Understanding Undue Influence and How it Occurs
If there is an existing relationship between two people, and one of them uses that as leverage to influence the other’s decisions, then that is considered undue influence.
It’s also typical in such scenarios that the party taking advantage is superior in some way. This could be through emotional or familial ties, higher education, or elevated social status. This is usually the case when someone exerts undue influence on a dying relative.
They use superiority to influence decisions in line with their own best interests, rather than the dying loved one. These are usually not the wishes of the one who’s dying.
If a contractual relationship also exists, and one party suspects undue influence, they may be able to legally void the contract. This is one way that a will can get thrown out of court when a will is contested by a suspicious party.
More detail on Undue Influence
Undue influence can be established if it’s proven that one party holds a more influential say in the relationship.
If the weaker party is vulnerable, either physically, emotionally, or mentally, this is a common occurrence. Relationships that are susceptible to undue influence include:
- those between children and their parents,
- patients and their doctors, and
- lonely elders and their caretakers.
Luckily, there are legal outlines that make clear when one party crosses a line.
If such cases make it to court, it falls on the persecutor to defend their actions. The person considered to be in a position of influence must prove that they were not, in fact, holding this relationship dynamic over the plaintiff’s head like some sort of bargaining chip to get their way.
Alternatively, it might also be the case that the accused is exploiting the other party’s trust. This trust developed through past interactions, and now they’re using it to leverage their own interests.
This is easy to spot if the elderly person changed their spending habits significantly once they began hanging around a caretaker.
A Good Example
To shed more light on how undue influence occurs, let’s consider the case of a therapist, Michael, and his patient, John.
Now John is in therapy because he feels like his peers are leaving him behind. They have all bought their own homes and have invested in some way in the real estate market. Further, he tells his therapist that this makes him feel like he is a failure. His friends are moving ahead in life, and he’s falling deeper into a depression.
His therapist, Michael, is also a real estate investor and has a few units in his complex he’s itching to sell.
Using his position of power, he convinces the patient that purchasing a few units is exactly what the patient needs to do to get ahead.
A Deeper Look At Undue Influence
Now, in this case, the therapist has financial, mental, and emotional advantages over his patient. Had John not told Michael about his insecurities and social conflicts, Michael may never think to sell the property to John.
Further, if John is over 55 and dies suddenly as his contracts on the units are pending, this may fall into the exploitation of the elderly.
You might be wondering, “how is this undue influence if John actually receives the property?”
Well, it’s not that clear cut. John may profit from this purchase in the long run, and Michael’s intentions may have been to help John – just happening to have real estate to sell for mutual benefit.

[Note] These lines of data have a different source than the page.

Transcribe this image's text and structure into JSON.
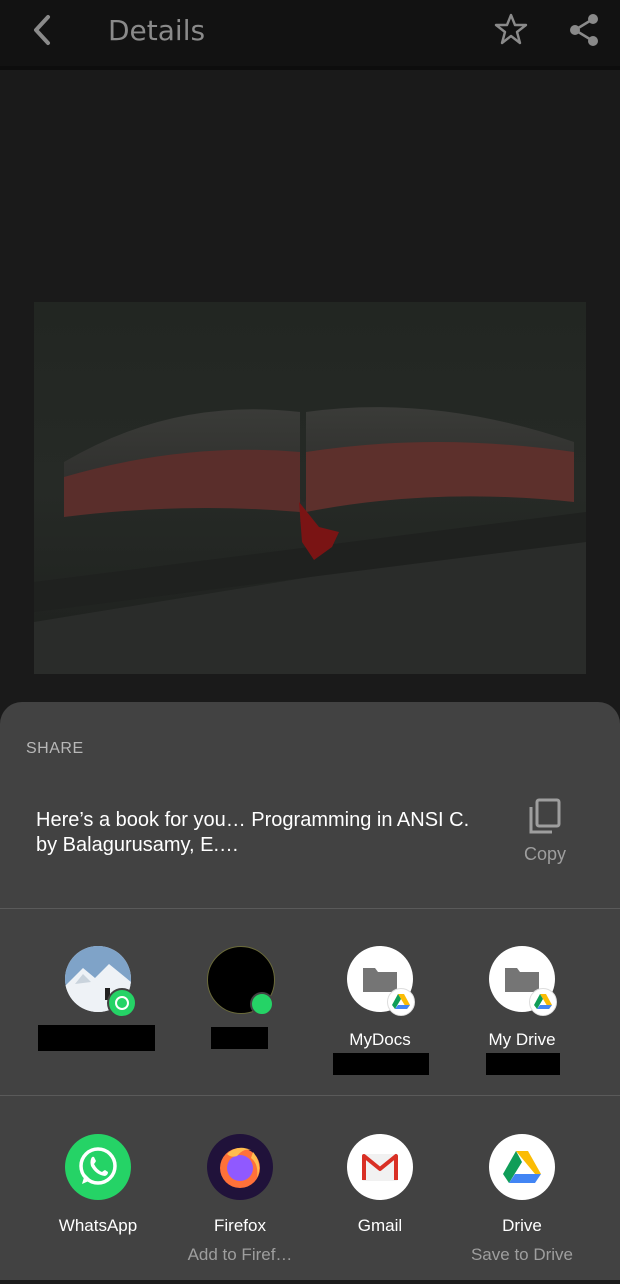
{
  "toolbar": {
    "title": "Details"
  },
  "share": {
    "label": "SHARE",
    "text": "Here’s a book for you… Programming in ANSI C. by Balagurusamy, E.…",
    "copy_label": "Copy"
  },
  "direct_targets": [
    {
      "label": ""
    },
    {
      "label": ""
    },
    {
      "label": "MyDocs"
    },
    {
      "label": "My Drive"
    }
  ],
  "apps": [
    {
      "label": "WhatsApp",
      "sub": ""
    },
    {
      "label": "Firefox",
      "sub": "Add to Firef…"
    },
    {
      "label": "Gmail",
      "sub": ""
    },
    {
      "label": "Drive",
      "sub": "Save to Drive"
    }
  ],
  "colors": {
    "sheet": "#424242",
    "whatsapp": "#25D366",
    "drive_yellow": "#FBBC04",
    "drive_green": "#0F9D58",
    "drive_blue": "#4285F4",
    "gmail_red": "#D93025"
  }
}
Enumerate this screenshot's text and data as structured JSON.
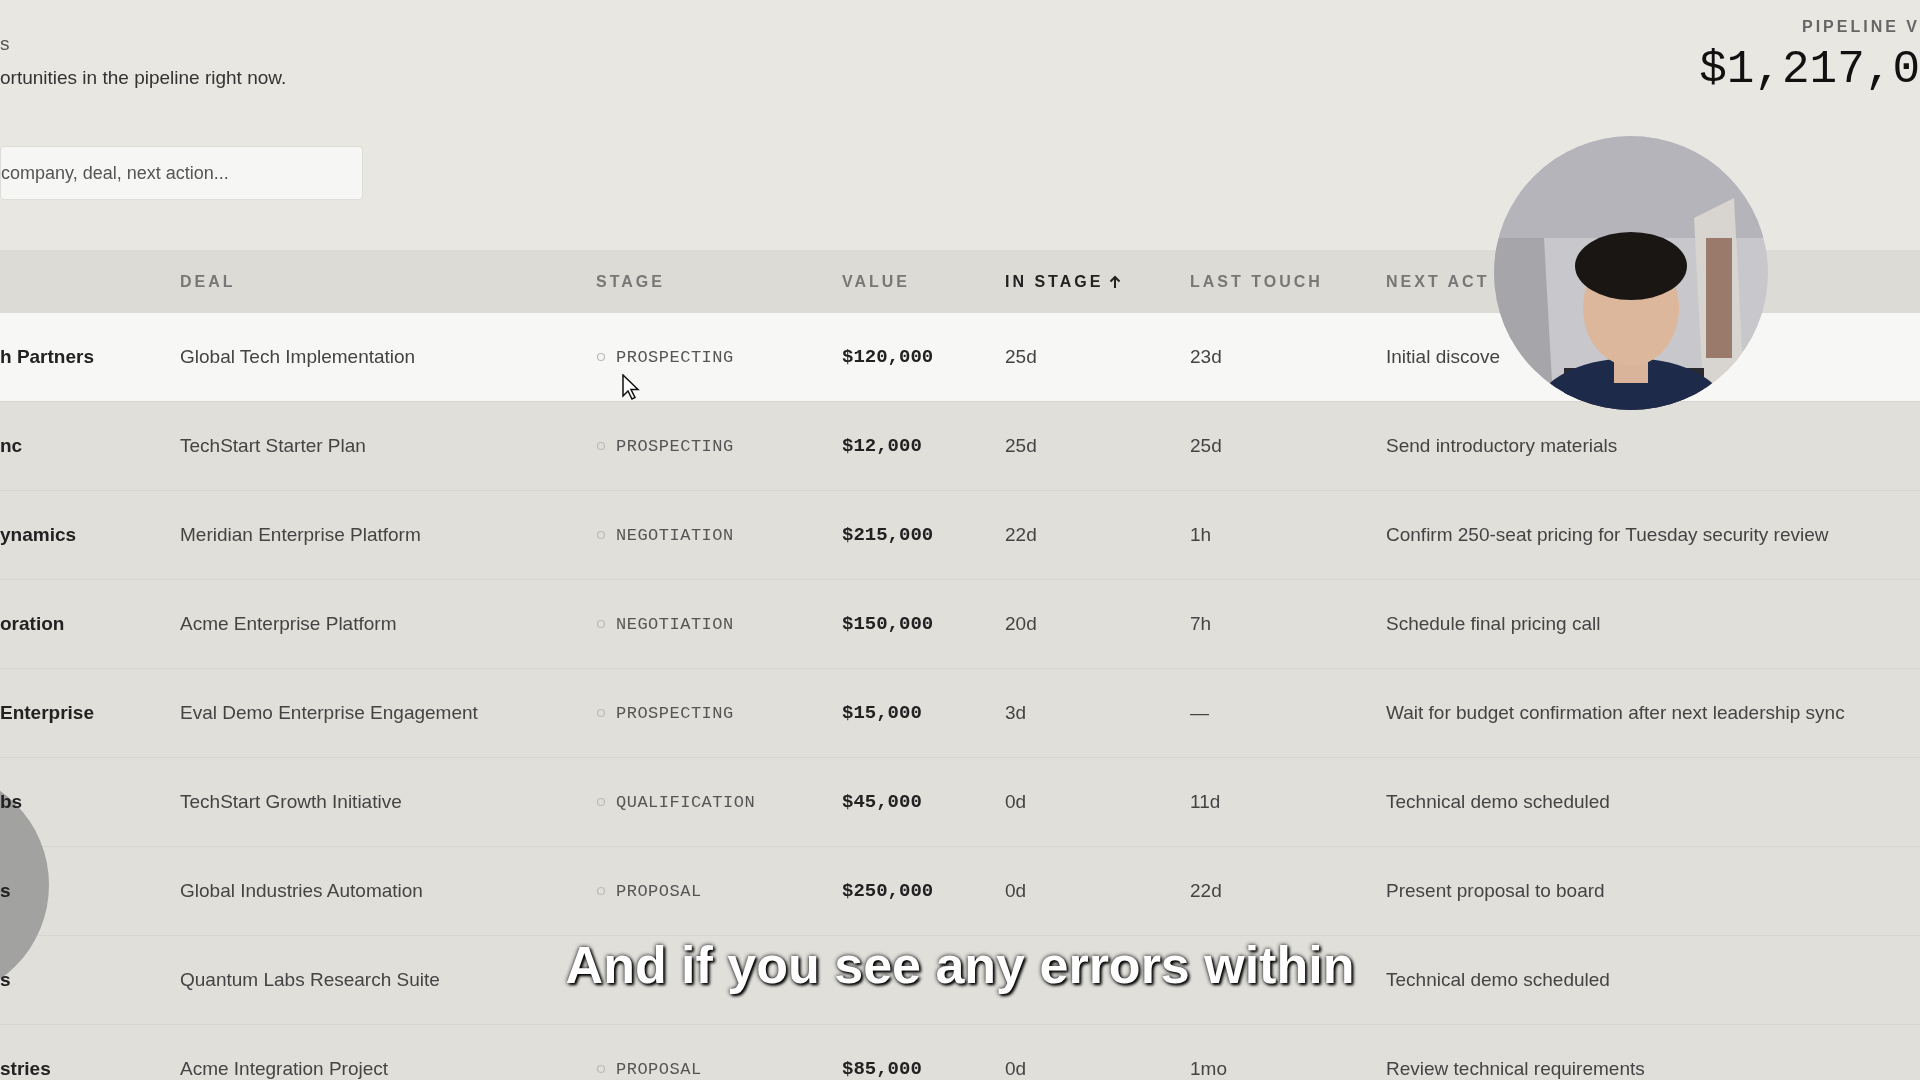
{
  "header": {
    "title": "s",
    "subtitle": "ortunities in the pipeline right now.",
    "pipeline_label": "PIPELINE V",
    "pipeline_value": "$1,217,0"
  },
  "search": {
    "placeholder": "company, deal, next action..."
  },
  "table": {
    "columns": [
      {
        "label": "DEAL",
        "sorted": false
      },
      {
        "label": "STAGE",
        "sorted": false
      },
      {
        "label": "VALUE",
        "sorted": false
      },
      {
        "label": "IN STAGE",
        "sorted": true
      },
      {
        "label": "LAST TOUCH",
        "sorted": false
      },
      {
        "label": "NEXT ACT",
        "sorted": false
      }
    ],
    "rows": [
      {
        "company": "h Partners",
        "deal": "Global Tech Implementation",
        "stage": "PROSPECTING",
        "value": "$120,000",
        "in_stage": "25d",
        "last_touch": "23d",
        "next_action": "Initial discove",
        "selected": true
      },
      {
        "company": "nc",
        "deal": "TechStart Starter Plan",
        "stage": "PROSPECTING",
        "value": "$12,000",
        "in_stage": "25d",
        "last_touch": "25d",
        "next_action": "Send introductory materials",
        "selected": false
      },
      {
        "company": "ynamics",
        "deal": "Meridian Enterprise Platform",
        "stage": "NEGOTIATION",
        "value": "$215,000",
        "in_stage": "22d",
        "last_touch": "1h",
        "next_action": "Confirm 250-seat pricing for Tuesday security review",
        "selected": false
      },
      {
        "company": "oration",
        "deal": "Acme Enterprise Platform",
        "stage": "NEGOTIATION",
        "value": "$150,000",
        "in_stage": "20d",
        "last_touch": "7h",
        "next_action": "Schedule final pricing call",
        "selected": false
      },
      {
        "company": "Enterprise",
        "deal": "Eval Demo Enterprise Engagement",
        "stage": "PROSPECTING",
        "value": "$15,000",
        "in_stage": "3d",
        "last_touch": "—",
        "next_action": "Wait for budget confirmation after next leadership sync",
        "selected": false
      },
      {
        "company": "bs",
        "deal": "TechStart Growth Initiative",
        "stage": "QUALIFICATION",
        "value": "$45,000",
        "in_stage": "0d",
        "last_touch": "11d",
        "next_action": "Technical demo scheduled",
        "selected": false
      },
      {
        "company": "s",
        "deal": "Global Industries Automation",
        "stage": "PROPOSAL",
        "value": "$250,000",
        "in_stage": "0d",
        "last_touch": "22d",
        "next_action": "Present proposal to board",
        "selected": false
      },
      {
        "company": "s",
        "deal": "Quantum Labs Research Suite",
        "next_action": "Technical demo scheduled",
        "selected": false
      },
      {
        "company": "stries",
        "deal": "Acme Integration Project",
        "stage": "PROPOSAL",
        "value": "$85,000",
        "in_stage": "0d",
        "last_touch": "1mo",
        "next_action": "Review technical requirements",
        "selected": false
      }
    ]
  },
  "subtitle": "And if you see any errors within"
}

However, the way the courts will generally look at this is – what seems to be to Michael’s advantage, is to the financial detriment of John. Therefore, one can rightly argue that Michael has undue influence over John and contest John’s decisions in court.
Now in the case of a bad real estate investment, John’s probably going to be out-of-luck. However, when it comes to the probate court system, things get complicated. Namely, because one party is deceased – and was likely on the mental decline well before their actual death.
Undue Influence and Florida Wills
Fact: Florida wills can be contested on the grounds of undue influence.
If the courts find that any wishes in the will were achieved through undue influence, the entirety of the will becomes invalid.
In other words, the court just needs one piece of proof of undue influence. Then they’ll look at the entire document as inauthentic to the deceased’s true wishes. That is also the case for undue influence encompassing Vivos and POD (pay-on-death) designations.
Further, such cases entail shifting the burden of proof in Florida law. This means the accusor needs to bring evidence to support his allegations. Then, the accused must defend himself by offering contradictory evidence.
Do you have an undue influence matter in need of urgent attention?
Reach out to our office for a consultation and legal guidance.